* [Excerpted records]
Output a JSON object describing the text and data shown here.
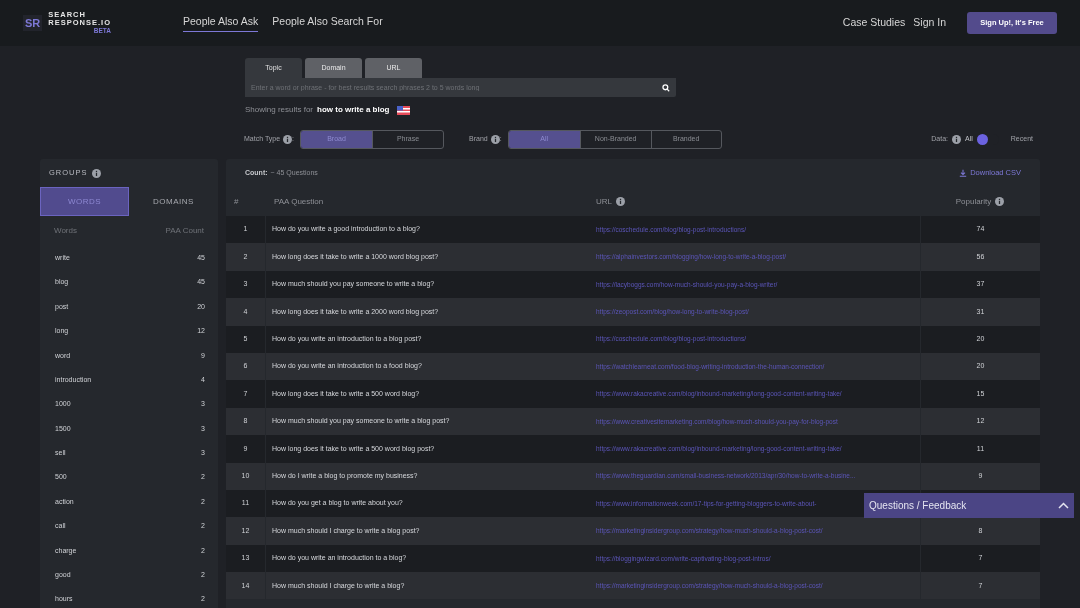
{
  "header": {
    "logo_mark": "SR",
    "logo_name": [
      "SEARCH",
      "RESPONSE.IO"
    ],
    "logo_badge": "BETA",
    "nav": [
      {
        "label": "People Also Ask",
        "selected": true
      },
      {
        "label": "People Also Search For",
        "selected": false
      }
    ],
    "links": [
      "Case Studies",
      "Sign In"
    ],
    "cta": "Sign Up!, It's Free"
  },
  "search": {
    "tabs": [
      {
        "label": "Topic",
        "selected": true
      },
      {
        "label": "Domain",
        "selected": false
      },
      {
        "label": "URL",
        "selected": false
      }
    ],
    "placeholder": "Enter a word or phrase - for best results search phrases 2 to 5 words long",
    "results_prefix": "Showing results for",
    "query": "how to write a blog"
  },
  "filters": {
    "match_type": {
      "label": "Match Type",
      "separator": ":",
      "options": [
        {
          "label": "Broad",
          "selected": true
        },
        {
          "label": "Phrase",
          "selected": false
        }
      ]
    },
    "brand": {
      "label": "Brand",
      "separator": ":",
      "options": [
        {
          "label": "All",
          "selected": true
        },
        {
          "label": "Non-Branded",
          "selected": false
        },
        {
          "label": "Branded",
          "selected": false
        }
      ]
    },
    "data": {
      "label": "Data:",
      "left": "All",
      "right": "Recent",
      "recent_on": false
    }
  },
  "groups": {
    "title": "GROUPS",
    "tabs": [
      {
        "label": "WORDS",
        "selected": true
      },
      {
        "label": "DOMAINS",
        "selected": false
      }
    ],
    "columns": [
      "Words",
      "PAA Count"
    ],
    "rows": [
      [
        "write",
        "45"
      ],
      [
        "blog",
        "45"
      ],
      [
        "post",
        "20"
      ],
      [
        "long",
        "12"
      ],
      [
        "word",
        "9"
      ],
      [
        "introduction",
        "4"
      ],
      [
        "1000",
        "3"
      ],
      [
        "1500",
        "3"
      ],
      [
        "sell",
        "3"
      ],
      [
        "500",
        "2"
      ],
      [
        "action",
        "2"
      ],
      [
        "call",
        "2"
      ],
      [
        "charge",
        "2"
      ],
      [
        "good",
        "2"
      ],
      [
        "hours",
        "2"
      ]
    ]
  },
  "results": {
    "count_label": "Count:",
    "count_value": "~ 45 Questions",
    "download": "Download CSV",
    "columns": [
      "#",
      "PAA Question",
      "URL",
      "Popularity"
    ],
    "rows": [
      [
        "1",
        "How do you write a good introduction to a blog?",
        "https://coschedule.com/blog/blog-post-introductions/",
        "74"
      ],
      [
        "2",
        "How long does it take to write a 1000 word blog post?",
        "https://alphainvestors.com/blogging/how-long-to-write-a-blog-post/",
        "56"
      ],
      [
        "3",
        "How much should you pay someone to write a blog?",
        "https://lacyboggs.com/how-much-should-you-pay-a-blog-writer/",
        "37"
      ],
      [
        "4",
        "How long does it take to write a 2000 word blog post?",
        "https://zeopost.com/blog/how-long-to-write-blog-post/",
        "31"
      ],
      [
        "5",
        "How do you write an introduction to a blog post?",
        "https://coschedule.com/blog/blog-post-introductions/",
        "20"
      ],
      [
        "6",
        "How do you write an introduction to a food blog?",
        "https://watchlearneat.com/food-blog-writing-introduction-the-human-connection/",
        "20"
      ],
      [
        "7",
        "How long does it take to write a 500 word blog?",
        "https://www.rakacreative.com/blog/inbound-marketing/long-good-content-writing-take/",
        "15"
      ],
      [
        "8",
        "How much should you pay someone to write a blog post?",
        "https://www.creativesitemarketing.com/blog/how-much-should-you-pay-for-blog-post",
        "12"
      ],
      [
        "9",
        "How long does it take to write a 500 word blog post?",
        "https://www.rakacreative.com/blog/inbound-marketing/long-good-content-writing-take/",
        "11"
      ],
      [
        "10",
        "How do I write a blog to promote my business?",
        "https://www.theguardian.com/small-business-network/2013/apr/30/how-to-write-a-busine...",
        "9"
      ],
      [
        "11",
        "How do you get a blog to write about you?",
        "https://www.informationweek.com/17-tips-for-getting-bloggers-to-write-about-",
        ""
      ],
      [
        "12",
        "How much should I charge to write a blog post?",
        "https://marketinginsidergroup.com/strategy/how-much-should-a-blog-post-cost/",
        "8"
      ],
      [
        "13",
        "How do you write an introduction to a blog?",
        "https://bloggingwizard.com/write-captivating-blog-post-intros/",
        "7"
      ],
      [
        "14",
        "How much should I charge to write a blog?",
        "https://marketinginsidergroup.com/strategy/how-much-should-a-blog-post-cost/",
        "7"
      ]
    ]
  },
  "feedback": {
    "label": "Questions / Feedback",
    "expanded": false
  }
}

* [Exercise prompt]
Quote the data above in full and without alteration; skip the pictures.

* [Task result]
Output a JSON object describing the text and data shown here.
{
  "header": {
    "logo_mark": "SR",
    "logo_name": [
      "SEARCH",
      "RESPONSE.IO"
    ],
    "logo_badge": "BETA",
    "nav": [
      {
        "label": "People Also Ask",
        "selected": true
      },
      {
        "label": "People Also Search For",
        "selected": false
      }
    ],
    "links": [
      "Case Studies",
      "Sign In"
    ],
    "cta": "Sign Up!, It's Free"
  },
  "search": {
    "tabs": [
      {
        "label": "Topic",
        "selected": true
      },
      {
        "label": "Domain",
        "selected": false
      },
      {
        "label": "URL",
        "selected": false
      }
    ],
    "placeholder": "Enter a word or phrase - for best results search phrases 2 to 5 words long",
    "results_prefix": "Showing results for",
    "query": "how to write a blog"
  },
  "filters": {
    "match_type": {
      "label": "Match Type",
      "separator": ":",
      "options": [
        {
          "label": "Broad",
          "selected": true
        },
        {
          "label": "Phrase",
          "selected": false
        }
      ]
    },
    "brand": {
      "label": "Brand",
      "separator": ":",
      "options": [
        {
          "label": "All",
          "selected": true
        },
        {
          "label": "Non-Branded",
          "selected": false
        },
        {
          "label": "Branded",
          "selected": false
        }
      ]
    },
    "data": {
      "label": "Data:",
      "left": "All",
      "right": "Recent",
      "recent_on": false
    }
  },
  "groups": {
    "title": "GROUPS",
    "tabs": [
      {
        "label": "WORDS",
        "selected": true
      },
      {
        "label": "DOMAINS",
        "selected": false
      }
    ],
    "columns": [
      "Words",
      "PAA Count"
    ],
    "rows": [
      [
        "write",
        "45"
      ],
      [
        "blog",
        "45"
      ],
      [
        "post",
        "20"
      ],
      [
        "long",
        "12"
      ],
      [
        "word",
        "9"
      ],
      [
        "introduction",
        "4"
      ],
      [
        "1000",
        "3"
      ],
      [
        "1500",
        "3"
      ],
      [
        "sell",
        "3"
      ],
      [
        "500",
        "2"
      ],
      [
        "action",
        "2"
      ],
      [
        "call",
        "2"
      ],
      [
        "charge",
        "2"
      ],
      [
        "good",
        "2"
      ],
      [
        "hours",
        "2"
      ]
    ]
  },
  "results": {
    "count_label": "Count:",
    "count_value": "~ 45 Questions",
    "download": "Download CSV",
    "columns": [
      "#",
      "PAA Question",
      "URL",
      "Popularity"
    ],
    "rows": [
      [
        "1",
        "How do you write a good introduction to a blog?",
        "https://coschedule.com/blog/blog-post-introductions/",
        "74"
      ],
      [
        "2",
        "How long does it take to write a 1000 word blog post?",
        "https://alphainvestors.com/blogging/how-long-to-write-a-blog-post/",
        "56"
      ],
      [
        "3",
        "How much should you pay someone to write a blog?",
        "https://lacyboggs.com/how-much-should-you-pay-a-blog-writer/",
        "37"
      ],
      [
        "4",
        "How long does it take to write a 2000 word blog post?",
        "https://zeopost.com/blog/how-long-to-write-blog-post/",
        "31"
      ],
      [
        "5",
        "How do you write an introduction to a blog post?",
        "https://coschedule.com/blog/blog-post-introductions/",
        "20"
      ],
      [
        "6",
        "How do you write an introduction to a food blog?",
        "https://watchlearneat.com/food-blog-writing-introduction-the-human-connection/",
        "20"
      ],
      [
        "7",
        "How long does it take to write a 500 word blog?",
        "https://www.rakacreative.com/blog/inbound-marketing/long-good-content-writing-take/",
        "15"
      ],
      [
        "8",
        "How much should you pay someone to write a blog post?",
        "https://www.creativesitemarketing.com/blog/how-much-should-you-pay-for-blog-post",
        "12"
      ],
      [
        "9",
        "How long does it take to write a 500 word blog post?",
        "https://www.rakacreative.com/blog/inbound-marketing/long-good-content-writing-take/",
        "11"
      ],
      [
        "10",
        "How do I write a blog to promote my business?",
        "https://www.theguardian.com/small-business-network/2013/apr/30/how-to-write-a-busine...",
        "9"
      ],
      [
        "11",
        "How do you get a blog to write about you?",
        "https://www.informationweek.com/17-tips-for-getting-bloggers-to-write-about-",
        ""
      ],
      [
        "12",
        "How much should I charge to write a blog post?",
        "https://marketinginsidergroup.com/strategy/how-much-should-a-blog-post-cost/",
        "8"
      ],
      [
        "13",
        "How do you write an introduction to a blog?",
        "https://bloggingwizard.com/write-captivating-blog-post-intros/",
        "7"
      ],
      [
        "14",
        "How much should I charge to write a blog?",
        "https://marketinginsidergroup.com/strategy/how-much-should-a-blog-post-cost/",
        "7"
      ]
    ]
  },
  "feedback": {
    "label": "Questions / Feedback",
    "expanded": false
  }
}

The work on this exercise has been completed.